Now it seems neither handwriting method is taught, and schools don’t much care whether you can actually read the content of a hand-written paper. Most likely, very little schoolwork is hand-written, so as long as you can scrawl an X on the appropriate line you’re good to go. As one who has always found being edified beyond Jethro Bodine’s gazintas important, I find this most distressing, if not downright dejecting. Moreoever, I’m now worried that all students being raised without the Palmer Method or Cursive will either be running this country with an X signature or over-populating the country’s prisons.
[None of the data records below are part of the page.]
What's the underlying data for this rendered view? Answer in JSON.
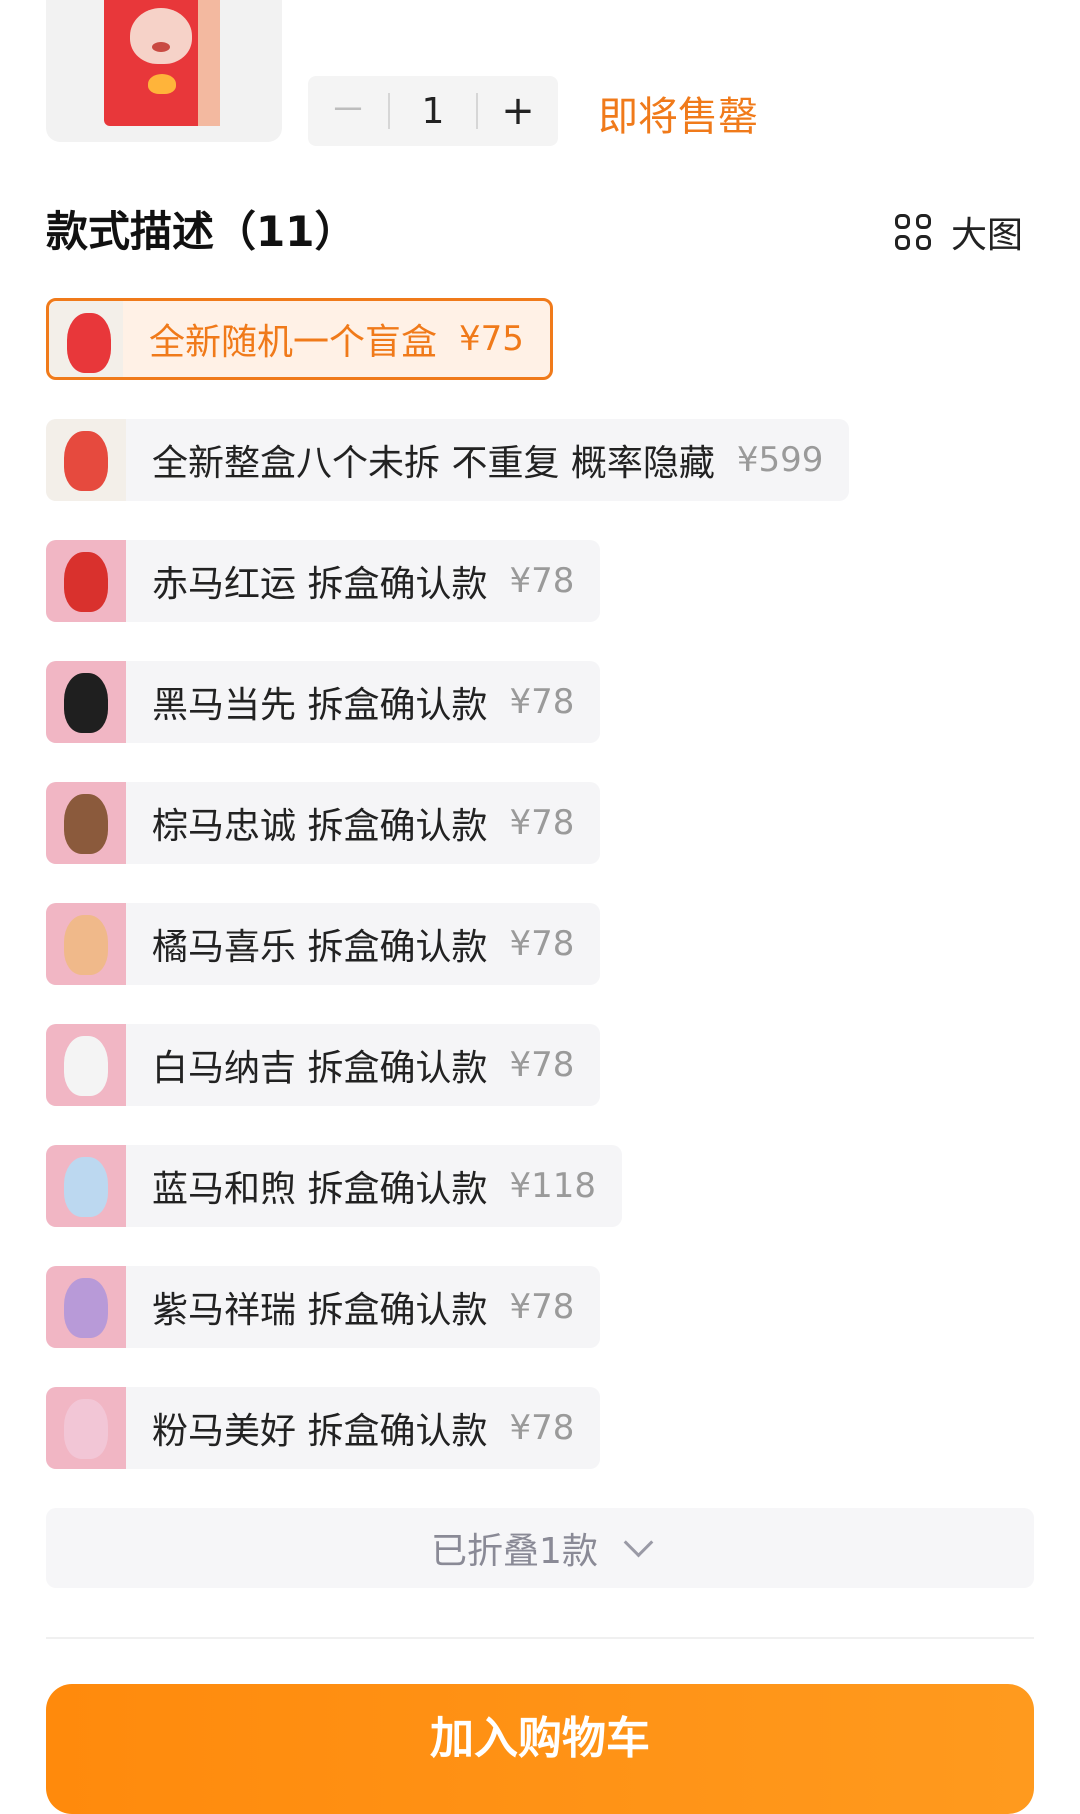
{
  "header": {
    "stepper": {
      "minus_label": "－",
      "quantity": "1",
      "plus_label": "+"
    },
    "stock_status": "即将售罄"
  },
  "section": {
    "title": "款式描述（11）",
    "view_toggle_label": "大图"
  },
  "options": [
    {
      "name": "全新随机一个盲盒",
      "price": "¥75",
      "selected": true,
      "thumb_color": "#e8373a"
    },
    {
      "name": "全新整盒八个未拆 不重复 概率隐藏",
      "price": "¥599",
      "selected": false,
      "thumb_color": "#e64a3e"
    },
    {
      "name": "赤马红运 拆盒确认款",
      "price": "¥78",
      "selected": false,
      "thumb_color": "#d9312d"
    },
    {
      "name": "黑马当先 拆盒确认款",
      "price": "¥78",
      "selected": false,
      "thumb_color": "#1f1f1f"
    },
    {
      "name": "棕马忠诚 拆盒确认款",
      "price": "¥78",
      "selected": false,
      "thumb_color": "#8b5a3c"
    },
    {
      "name": "橘马喜乐 拆盒确认款",
      "price": "¥78",
      "selected": false,
      "thumb_color": "#f0b98a"
    },
    {
      "name": "白马纳吉 拆盒确认款",
      "price": "¥78",
      "selected": false,
      "thumb_color": "#f4f4f4"
    },
    {
      "name": "蓝马和煦 拆盒确认款",
      "price": "¥118",
      "selected": false,
      "thumb_color": "#bcd8f0"
    },
    {
      "name": "紫马祥瑞 拆盒确认款",
      "price": "¥78",
      "selected": false,
      "thumb_color": "#b89ad8"
    },
    {
      "name": "粉马美好 拆盒确认款",
      "price": "¥78",
      "selected": false,
      "thumb_color": "#f2c6d6"
    }
  ],
  "collapsed": {
    "label": "已折叠1款"
  },
  "cart_button": {
    "label": "加入购物车"
  },
  "colors": {
    "accent": "#f07a1a",
    "thumb_bg": "#f1b6c4"
  }
}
I would like to see good old-fashioned Penmanship moved to the forefront of political agendas now that the 2012 campaign is moving along. To hell with jobs, national debt and crime! A legible slant to the right [intentional pun] and getting straight A’s in handwriting all thru grade school is a deterrent to crime and preserver of Truth, Justice and the American Way!
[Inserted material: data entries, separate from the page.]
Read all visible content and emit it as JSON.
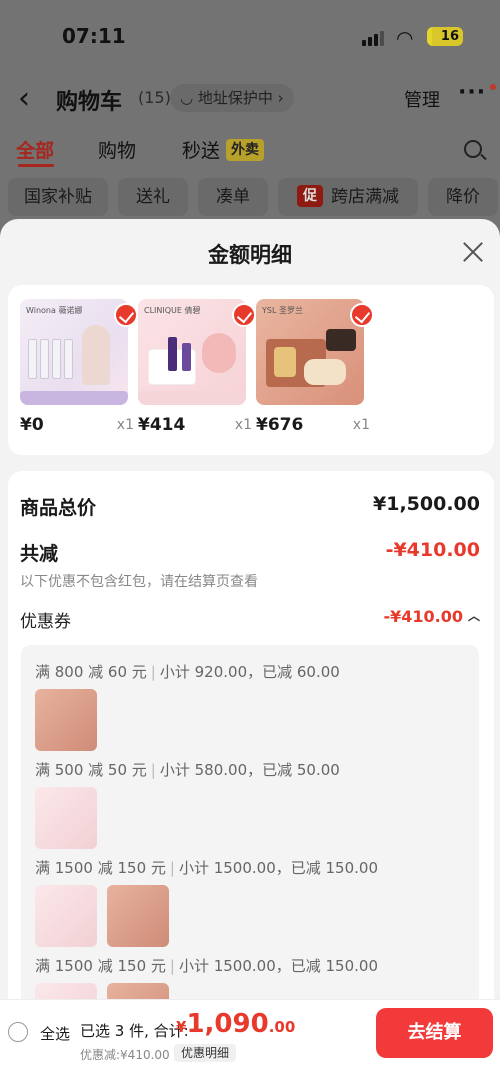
{
  "status_bar": {
    "time": "07:11",
    "battery": "16"
  },
  "nav": {
    "title": "购物车",
    "count": "(15)",
    "address_protect": "◡ 地址保护中 ›",
    "manage": "管理",
    "more": "···"
  },
  "tabs": {
    "all": "全部",
    "shop": "购物",
    "flash": "秒送",
    "takeout_badge": "外卖"
  },
  "chips": {
    "subsidy": "国家补贴",
    "gift": "送礼",
    "bundle": "凑单",
    "promo_icon": "促",
    "cross_store": "跨店满减",
    "price_drop": "降价"
  },
  "sheet": {
    "title": "金额明细",
    "products": [
      {
        "price": "¥0",
        "qty": "x1",
        "image": "thumb-a"
      },
      {
        "price": "¥414",
        "qty": "x1",
        "image": "thumb-b"
      },
      {
        "price": "¥676",
        "qty": "x1",
        "image": "thumb-c"
      }
    ],
    "thumb_texts": {
      "a_brand": "Winona 薇诺娜",
      "b_brand": "CLINIQUE 倩碧",
      "c_brand": "YSL 圣罗兰"
    },
    "total_label": "商品总价",
    "total_value": "¥1,500.00",
    "reduce_label": "共减",
    "reduce_value": "-¥410.00",
    "note": "以下优惠不包含红包，请在结算页查看",
    "coupon_label": "优惠券",
    "coupon_value": "-¥410.00",
    "tiers": [
      {
        "rule": "满 800 减 60 元",
        "detail": "小计 920.00，已减 60.00"
      },
      {
        "rule": "满 500 减 50 元",
        "detail": "小计 580.00，已减 50.00"
      },
      {
        "rule": "满 1500 减 150 元",
        "detail": "小计 1500.00，已减 150.00"
      },
      {
        "rule": "满 1500 减 150 元",
        "detail": "小计 1500.00，已减 150.00"
      }
    ]
  },
  "bottom": {
    "select_all": "全选",
    "summary": "已选 3 件, 合计:",
    "currency": "¥",
    "total_int": "1,090",
    "total_dec": ".00",
    "discount": "优惠减:¥410.00",
    "detail_pill": "优惠明细",
    "checkout": "去结算"
  },
  "colors": {
    "accent_red": "#e8392d",
    "checkout_bg": "#f23a3a"
  }
}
Mrs. Lewis would be so proud of me.

Dreamin’ Is Free…

As someone who loves history, I’m all about the historical significance of most dates. If anything at all, it helps me rock trivia-based competitions because I know the date the Germans invaded Poland, kicking off WWII.

But 9/11 recreates especially disturbing historical significance as it typifies the emotional hailstorm that was my September-October of 2007. I went to bed the night of 9/11/07 after watching MSNBC’s re-broadcast of its 9/11/01 live coverage. I’d seen it before, but watched the disturbing footage again anyway. Big mistake.
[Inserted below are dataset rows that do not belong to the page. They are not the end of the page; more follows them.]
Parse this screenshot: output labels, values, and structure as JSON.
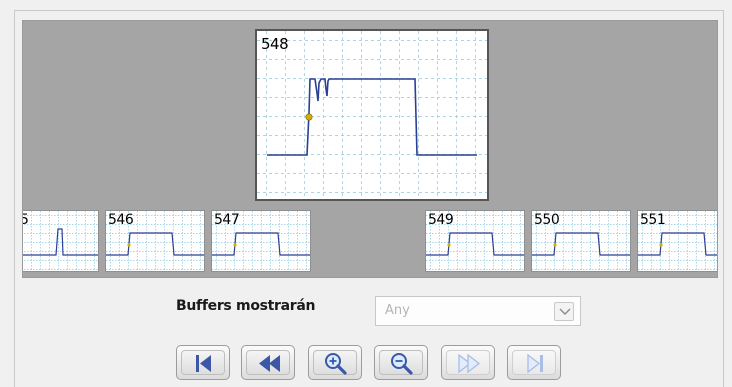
{
  "filmstrip": {
    "selected": "548",
    "thumbnails": [
      {
        "label": "5"
      },
      {
        "label": "546"
      },
      {
        "label": "547"
      },
      {
        "label": "548"
      },
      {
        "label": "549"
      },
      {
        "label": "550"
      },
      {
        "label": "551"
      }
    ]
  },
  "controls": {
    "buffers_label": "Buffers mostrarán",
    "buffers_value": "Any"
  },
  "nav_buttons": [
    {
      "icon": "skip-to-first-icon",
      "enabled": true
    },
    {
      "icon": "rewind-icon",
      "enabled": true
    },
    {
      "icon": "zoom-in-icon",
      "enabled": true
    },
    {
      "icon": "zoom-out-icon",
      "enabled": true
    },
    {
      "icon": "fast-forward-icon",
      "enabled": false
    },
    {
      "icon": "skip-to-last-icon",
      "enabled": false
    }
  ],
  "colors": {
    "waveform": "#2b3f94",
    "grid": "#8ec7de",
    "cursor": "#d4b000",
    "enabled_icon": "#3b57a6",
    "disabled_icon": "#a9bde6"
  }
}
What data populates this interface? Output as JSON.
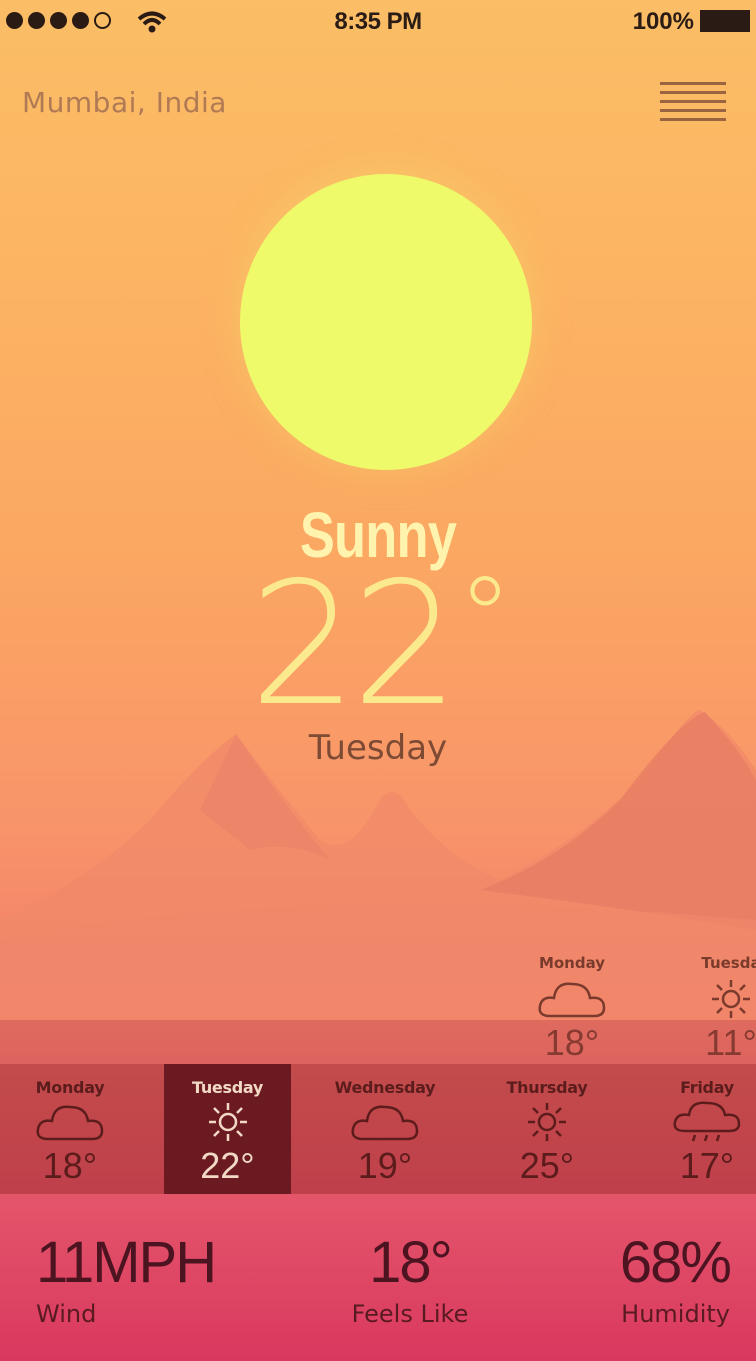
{
  "status_bar": {
    "time": "8:35 PM",
    "battery": "100%",
    "signal_bars": 4,
    "signal_total": 5
  },
  "header": {
    "location": "Mumbai, India",
    "menu_icon": "hamburger-menu-icon"
  },
  "current": {
    "condition": "Sunny",
    "temperature": "22",
    "degree_symbol": "°",
    "day": "Tuesday",
    "sun_color": "#eefa6a"
  },
  "upcoming": [
    {
      "day": "Monday",
      "icon": "cloud-icon",
      "temp": "18°"
    },
    {
      "day": "Tuesda",
      "icon": "sun-icon",
      "temp": "11°"
    }
  ],
  "forecast": [
    {
      "day": "Monday",
      "icon": "cloud-icon",
      "temp": "18°",
      "active": false
    },
    {
      "day": "Tuesday",
      "icon": "sun-icon",
      "temp": "22°",
      "active": true
    },
    {
      "day": "Wednesday",
      "icon": "cloud-icon",
      "temp": "19°",
      "active": false
    },
    {
      "day": "Thursday",
      "icon": "sun-icon",
      "temp": "25°",
      "active": false
    },
    {
      "day": "Friday",
      "icon": "rain-cloud-icon",
      "temp": "17°",
      "active": false
    }
  ],
  "stats": {
    "wind": {
      "value": "11MPH",
      "label": "Wind"
    },
    "feels_like": {
      "value": "18°",
      "label": "Feels Like"
    },
    "humidity": {
      "value": "68%",
      "label": "Humidity"
    }
  },
  "colors": {
    "accent_active": "#6b1a22",
    "text_dark": "#4c1420",
    "sun": "#eefa6a"
  }
}
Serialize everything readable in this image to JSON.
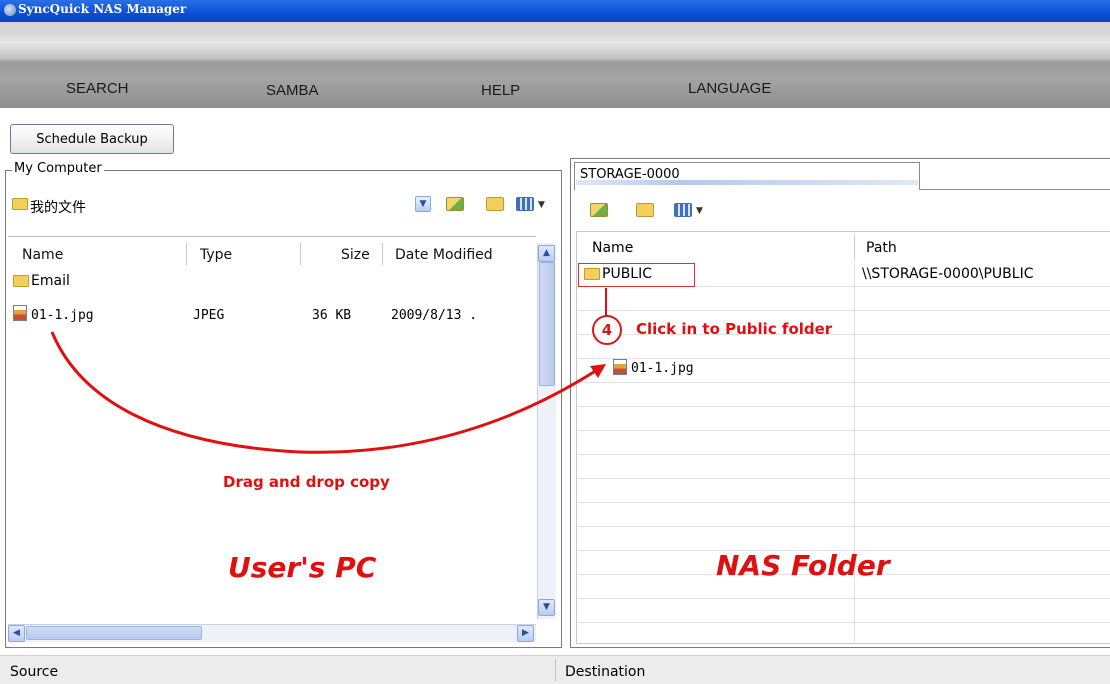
{
  "window": {
    "title": "SyncQuick NAS Manager",
    "icon": "app-icon"
  },
  "menu": {
    "items": [
      "SEARCH",
      "SAMBA",
      "HELP",
      "LANGUAGE"
    ]
  },
  "toolbar": {
    "schedule_backup_label": "Schedule Backup"
  },
  "left_panel": {
    "group_label": "My Computer",
    "address_value": "我的文件",
    "icons": [
      "folder-up-icon",
      "new-folder-icon",
      "view-options-icon"
    ],
    "columns": [
      "Name",
      "Type",
      "Size",
      "Date Modified"
    ],
    "rows": [
      {
        "name": "Email",
        "type": "",
        "size": "",
        "date": "",
        "icon": "folder-icon"
      },
      {
        "name": "01-1.jpg",
        "type": "JPEG",
        "size": "36 KB",
        "date": "2009/8/13 .",
        "icon": "image-file-icon"
      }
    ]
  },
  "right_panel": {
    "tab_label": "STORAGE-0000",
    "icons": [
      "folder-up-icon",
      "new-folder-icon",
      "view-options-icon"
    ],
    "columns": [
      "Name",
      "Path"
    ],
    "rows": [
      {
        "name": "PUBLIC",
        "path": "\\\\STORAGE-0000\\PUBLIC",
        "icon": "folder-icon"
      },
      {
        "name": "01-1.jpg",
        "path": "",
        "icon": "image-file-icon"
      }
    ]
  },
  "annotations": {
    "step_number": "4",
    "step_text": "Click in to Public folder",
    "drag_text": "Drag and drop copy",
    "left_caption": "User's PC",
    "right_caption": "NAS Folder",
    "color": "#e01010"
  },
  "statusbar": {
    "source_label": "Source",
    "destination_label": "Destination"
  }
}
During the night I dreamt of downtown Albany consumed in a conflagration that I could see from the home where I grew up. I remember thinking in the dream that everything was okay because I knew where my kids were and also because my sister’s car and Mark’s car were in front of the house. I seemed to sense that my loved ones were safe, even as fire raged on across the river and the tallest buildings swayed while people fell out of the windows.

I woke from that dream in a crazed chill of emotion: why did I dream the destruction of buildings where so many people I knew worked? Why was my stomach sick all day from a stupid little dream? It troubled me enough to recount it at my next counseling session as if I was purposely dreaming death and destruction all around me, as if I had that kind of control over events. Fortunately, we pay these people to tell us the obvious: I was searching for safety from the growing menace of my reality that Mark’s cancer was fighting back harder than anything we had to fight it.

Since we found out his illness was somewhat terminal on 9/13/07 – what I mean by somewhat is that we never truly lost our hope ­– I suppose the dream had a certain sense of foreshadowing of things to come. It’s a good thing I really don’t take stock in these things or else I might be wondering why I recently dreamt of a compromising situation with Hulk Hogan.

Behind Every Runner Is A Story

Truer words were never written.

I am a late-in-life athlete who proclaimed to be a girly-girl, hiding behind a ‘no athletic competition’ pose.

Then my future was re-written in the form of cancer. Then I ran 3 miles lots of times. Then I met someone who made me think outside the next box of Nike running shoes. Then I went a little crazy.

I’m not sure what I used to do to keep busy, but never in my wildest dreams did I think 3-4 hours of running on a Saturday morning would be completely normal.

On some level, I will always miss what my life was ‘supposed to be.’ And on another level, I will always be a girly-girl who doesn’t ‘do ’sports. And yet the new normal is uniquely cool.

That’s my running story and I’m sticking to it.